▶ [Exercise details]:
I would like the number of lines in the data that contain the word "annotation". Please give that number alone.

▶ [Raw data]:
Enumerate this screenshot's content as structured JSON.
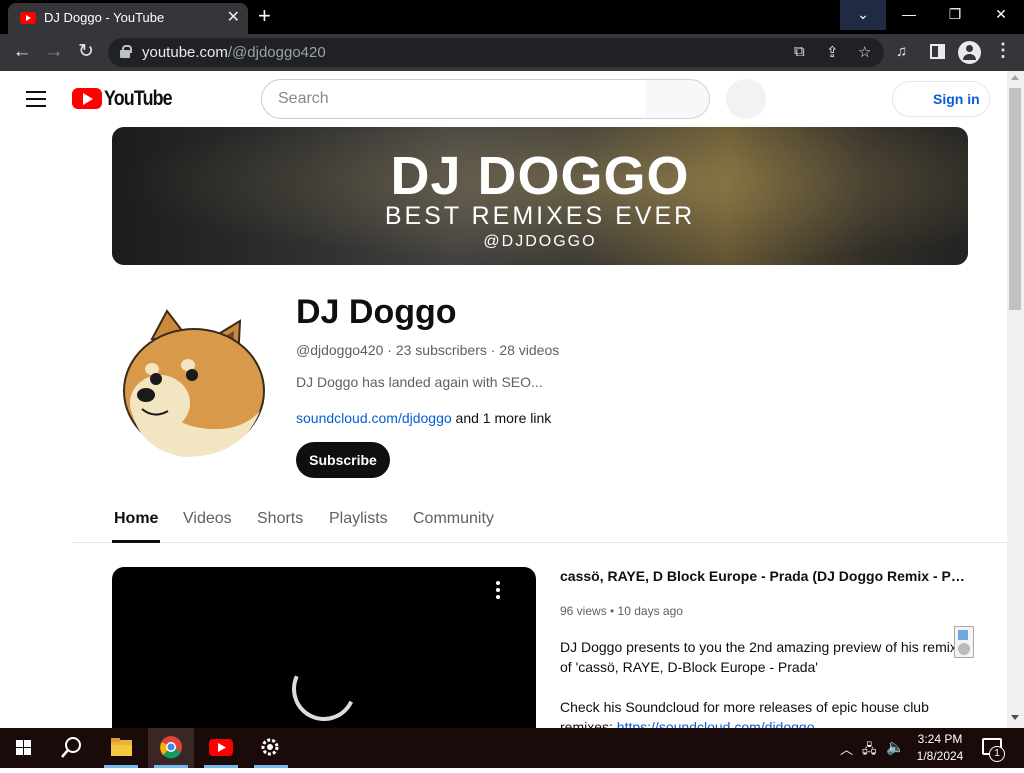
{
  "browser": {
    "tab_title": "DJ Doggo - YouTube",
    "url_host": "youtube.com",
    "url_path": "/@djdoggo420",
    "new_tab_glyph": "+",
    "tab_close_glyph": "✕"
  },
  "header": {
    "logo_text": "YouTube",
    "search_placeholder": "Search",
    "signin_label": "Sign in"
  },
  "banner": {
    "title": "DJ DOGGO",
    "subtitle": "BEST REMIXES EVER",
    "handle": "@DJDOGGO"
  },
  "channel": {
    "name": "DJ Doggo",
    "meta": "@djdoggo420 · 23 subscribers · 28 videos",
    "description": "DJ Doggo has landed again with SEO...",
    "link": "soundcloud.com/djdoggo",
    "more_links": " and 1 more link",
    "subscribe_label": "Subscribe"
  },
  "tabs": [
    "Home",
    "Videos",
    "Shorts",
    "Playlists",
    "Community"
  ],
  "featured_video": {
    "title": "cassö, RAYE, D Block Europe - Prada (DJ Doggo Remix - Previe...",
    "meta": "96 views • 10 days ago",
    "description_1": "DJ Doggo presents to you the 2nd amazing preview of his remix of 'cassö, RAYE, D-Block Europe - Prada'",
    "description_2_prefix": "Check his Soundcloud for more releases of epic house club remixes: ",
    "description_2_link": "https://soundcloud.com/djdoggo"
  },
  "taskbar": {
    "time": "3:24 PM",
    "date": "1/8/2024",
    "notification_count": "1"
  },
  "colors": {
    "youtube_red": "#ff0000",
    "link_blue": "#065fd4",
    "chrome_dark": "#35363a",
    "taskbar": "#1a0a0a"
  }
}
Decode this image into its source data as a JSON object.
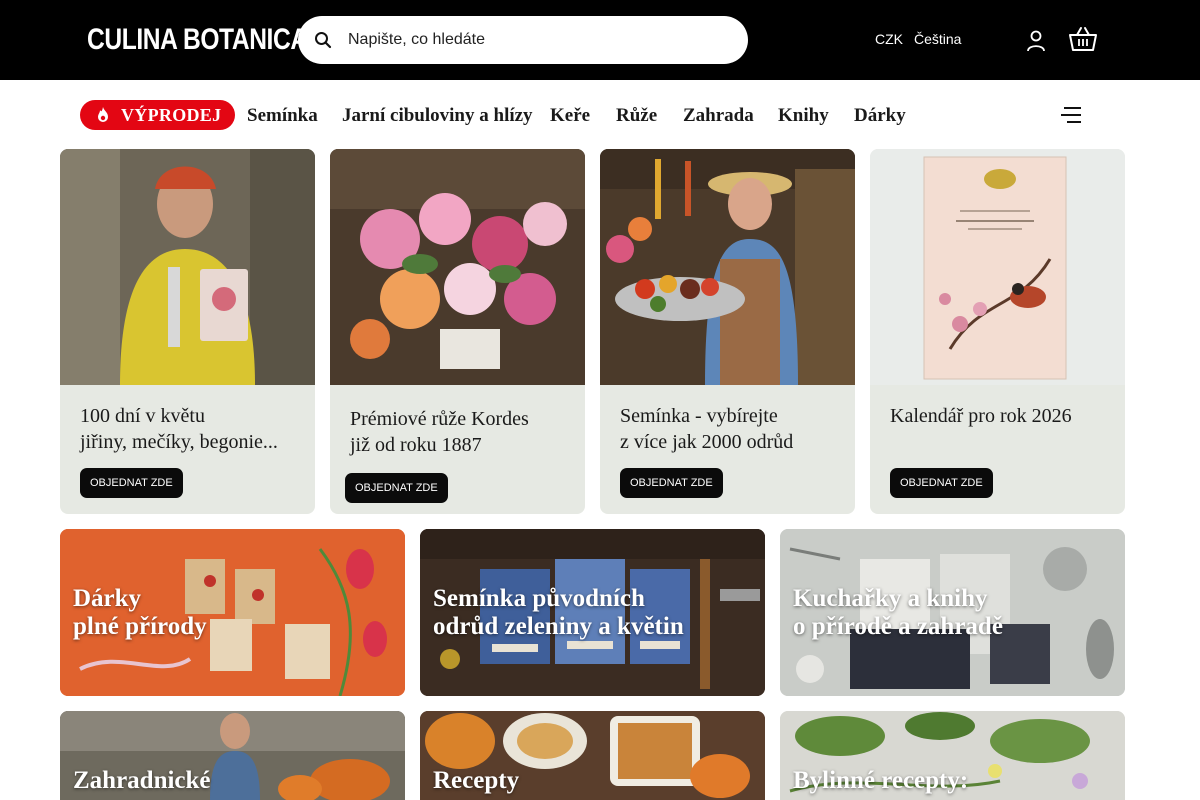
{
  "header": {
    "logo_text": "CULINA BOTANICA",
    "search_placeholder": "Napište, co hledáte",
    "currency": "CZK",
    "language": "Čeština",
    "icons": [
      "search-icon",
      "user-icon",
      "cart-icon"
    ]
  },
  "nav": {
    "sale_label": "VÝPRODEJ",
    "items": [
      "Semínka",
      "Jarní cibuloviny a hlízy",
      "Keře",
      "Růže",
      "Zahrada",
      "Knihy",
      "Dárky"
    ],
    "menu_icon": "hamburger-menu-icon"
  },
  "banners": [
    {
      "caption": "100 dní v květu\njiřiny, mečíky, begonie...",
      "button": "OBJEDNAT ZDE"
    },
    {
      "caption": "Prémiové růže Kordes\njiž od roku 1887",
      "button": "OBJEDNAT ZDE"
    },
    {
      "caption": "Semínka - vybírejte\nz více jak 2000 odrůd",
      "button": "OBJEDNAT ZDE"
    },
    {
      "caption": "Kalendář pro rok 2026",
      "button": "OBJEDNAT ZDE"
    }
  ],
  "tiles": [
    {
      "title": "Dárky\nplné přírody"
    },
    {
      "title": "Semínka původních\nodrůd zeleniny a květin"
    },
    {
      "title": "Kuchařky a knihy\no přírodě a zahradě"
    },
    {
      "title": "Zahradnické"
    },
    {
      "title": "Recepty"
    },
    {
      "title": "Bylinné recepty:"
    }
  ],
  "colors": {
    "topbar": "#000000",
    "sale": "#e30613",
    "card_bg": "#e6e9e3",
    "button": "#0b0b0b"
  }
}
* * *
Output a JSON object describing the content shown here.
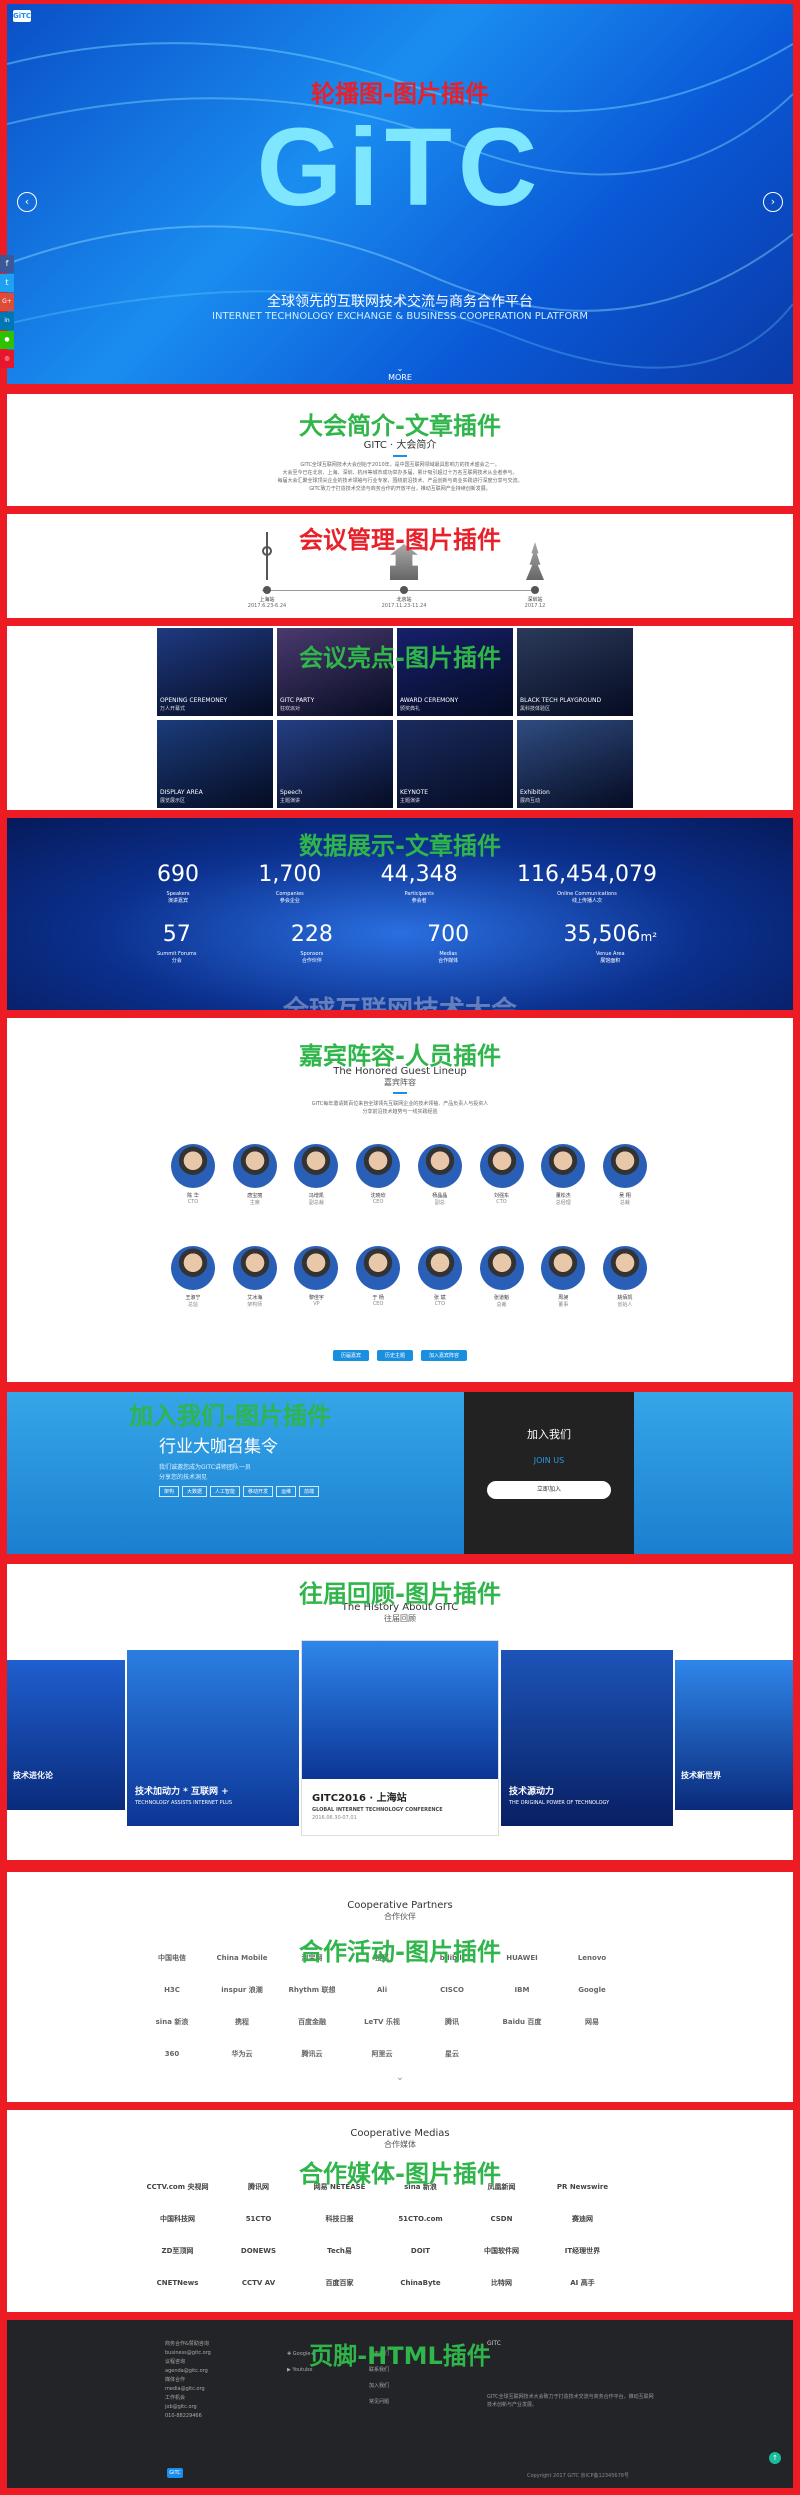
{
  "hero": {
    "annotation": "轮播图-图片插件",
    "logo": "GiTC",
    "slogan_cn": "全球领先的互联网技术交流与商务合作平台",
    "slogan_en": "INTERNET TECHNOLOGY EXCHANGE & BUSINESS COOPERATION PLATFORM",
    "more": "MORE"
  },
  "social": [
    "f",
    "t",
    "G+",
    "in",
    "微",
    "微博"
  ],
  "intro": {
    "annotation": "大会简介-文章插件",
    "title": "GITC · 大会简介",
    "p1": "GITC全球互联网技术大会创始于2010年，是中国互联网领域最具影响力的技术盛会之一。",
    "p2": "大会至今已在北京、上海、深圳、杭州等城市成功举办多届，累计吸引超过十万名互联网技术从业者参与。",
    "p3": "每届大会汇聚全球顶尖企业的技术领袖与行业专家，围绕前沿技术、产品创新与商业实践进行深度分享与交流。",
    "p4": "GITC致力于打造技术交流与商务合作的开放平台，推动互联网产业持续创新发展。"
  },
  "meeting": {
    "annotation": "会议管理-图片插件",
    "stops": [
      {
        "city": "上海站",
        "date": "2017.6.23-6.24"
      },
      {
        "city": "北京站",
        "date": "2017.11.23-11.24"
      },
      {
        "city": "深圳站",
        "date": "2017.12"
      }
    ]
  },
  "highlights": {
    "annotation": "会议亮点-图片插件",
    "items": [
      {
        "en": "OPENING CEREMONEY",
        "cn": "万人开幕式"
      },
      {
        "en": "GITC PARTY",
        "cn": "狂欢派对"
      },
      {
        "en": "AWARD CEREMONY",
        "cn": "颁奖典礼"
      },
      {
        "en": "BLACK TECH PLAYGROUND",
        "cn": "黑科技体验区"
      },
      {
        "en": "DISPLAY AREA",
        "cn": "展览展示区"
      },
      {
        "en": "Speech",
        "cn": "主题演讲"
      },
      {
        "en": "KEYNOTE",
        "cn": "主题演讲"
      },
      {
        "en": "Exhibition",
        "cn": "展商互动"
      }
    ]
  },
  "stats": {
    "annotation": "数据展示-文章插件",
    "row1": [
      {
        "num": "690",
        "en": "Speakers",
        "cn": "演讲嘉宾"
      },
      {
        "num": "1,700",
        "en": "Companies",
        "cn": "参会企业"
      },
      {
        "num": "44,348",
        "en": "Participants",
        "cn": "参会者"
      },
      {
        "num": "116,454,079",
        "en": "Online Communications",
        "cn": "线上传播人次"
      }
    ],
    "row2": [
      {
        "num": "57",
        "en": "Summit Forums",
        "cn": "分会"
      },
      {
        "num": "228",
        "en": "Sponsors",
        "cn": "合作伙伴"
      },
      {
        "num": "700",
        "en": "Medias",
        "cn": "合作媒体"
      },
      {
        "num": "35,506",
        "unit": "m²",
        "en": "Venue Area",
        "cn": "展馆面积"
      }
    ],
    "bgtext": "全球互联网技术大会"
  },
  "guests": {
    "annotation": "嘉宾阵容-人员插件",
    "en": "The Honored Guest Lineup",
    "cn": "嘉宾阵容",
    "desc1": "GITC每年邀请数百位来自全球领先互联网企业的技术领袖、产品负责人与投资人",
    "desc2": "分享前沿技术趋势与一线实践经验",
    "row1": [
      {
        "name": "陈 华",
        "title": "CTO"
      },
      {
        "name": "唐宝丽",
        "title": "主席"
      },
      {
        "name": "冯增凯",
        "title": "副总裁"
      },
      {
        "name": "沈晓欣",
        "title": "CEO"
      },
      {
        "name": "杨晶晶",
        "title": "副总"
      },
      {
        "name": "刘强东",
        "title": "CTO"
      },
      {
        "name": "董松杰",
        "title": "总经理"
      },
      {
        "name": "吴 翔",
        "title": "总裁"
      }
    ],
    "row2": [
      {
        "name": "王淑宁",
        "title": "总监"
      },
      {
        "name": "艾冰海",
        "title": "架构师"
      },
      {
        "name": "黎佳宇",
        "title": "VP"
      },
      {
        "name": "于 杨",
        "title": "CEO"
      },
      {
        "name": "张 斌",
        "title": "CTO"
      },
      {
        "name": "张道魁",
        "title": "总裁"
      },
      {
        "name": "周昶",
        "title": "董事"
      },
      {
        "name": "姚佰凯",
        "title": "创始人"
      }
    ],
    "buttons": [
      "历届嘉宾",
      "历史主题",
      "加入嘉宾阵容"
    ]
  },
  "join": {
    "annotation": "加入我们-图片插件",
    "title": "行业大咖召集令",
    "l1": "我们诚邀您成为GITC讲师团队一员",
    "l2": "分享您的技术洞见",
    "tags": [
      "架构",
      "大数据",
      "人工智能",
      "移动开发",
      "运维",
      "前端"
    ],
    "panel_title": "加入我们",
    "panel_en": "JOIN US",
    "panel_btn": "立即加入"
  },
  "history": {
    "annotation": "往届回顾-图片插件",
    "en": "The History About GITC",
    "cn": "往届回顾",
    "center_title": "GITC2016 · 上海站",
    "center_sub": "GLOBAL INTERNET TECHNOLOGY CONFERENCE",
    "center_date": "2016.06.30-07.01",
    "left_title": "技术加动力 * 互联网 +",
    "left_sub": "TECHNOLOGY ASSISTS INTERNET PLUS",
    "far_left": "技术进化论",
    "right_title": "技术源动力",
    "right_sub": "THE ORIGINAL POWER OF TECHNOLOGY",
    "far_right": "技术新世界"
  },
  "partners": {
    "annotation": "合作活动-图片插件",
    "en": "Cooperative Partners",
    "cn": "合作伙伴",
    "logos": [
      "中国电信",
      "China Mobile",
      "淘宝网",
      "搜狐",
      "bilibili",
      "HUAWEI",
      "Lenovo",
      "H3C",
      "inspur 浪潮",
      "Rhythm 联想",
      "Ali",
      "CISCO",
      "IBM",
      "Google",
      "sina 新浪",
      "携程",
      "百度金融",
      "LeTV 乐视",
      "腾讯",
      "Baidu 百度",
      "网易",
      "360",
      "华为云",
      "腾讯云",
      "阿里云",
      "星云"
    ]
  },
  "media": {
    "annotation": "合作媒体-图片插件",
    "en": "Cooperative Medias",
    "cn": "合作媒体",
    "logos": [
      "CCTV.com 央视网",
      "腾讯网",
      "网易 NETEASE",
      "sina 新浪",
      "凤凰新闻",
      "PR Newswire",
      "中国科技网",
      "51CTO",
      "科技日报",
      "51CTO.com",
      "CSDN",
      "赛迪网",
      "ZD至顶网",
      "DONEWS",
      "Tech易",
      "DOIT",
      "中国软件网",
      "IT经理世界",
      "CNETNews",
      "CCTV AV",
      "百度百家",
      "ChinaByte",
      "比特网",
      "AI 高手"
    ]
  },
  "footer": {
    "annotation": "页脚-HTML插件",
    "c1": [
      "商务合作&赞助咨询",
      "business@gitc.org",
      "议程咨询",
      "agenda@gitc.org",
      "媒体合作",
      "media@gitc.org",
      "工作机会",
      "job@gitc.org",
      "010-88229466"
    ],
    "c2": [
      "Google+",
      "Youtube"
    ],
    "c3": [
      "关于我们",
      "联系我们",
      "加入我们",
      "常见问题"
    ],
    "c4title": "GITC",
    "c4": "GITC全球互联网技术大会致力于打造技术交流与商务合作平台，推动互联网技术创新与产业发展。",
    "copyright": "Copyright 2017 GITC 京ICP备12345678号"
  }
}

▶ [Written answer]:
11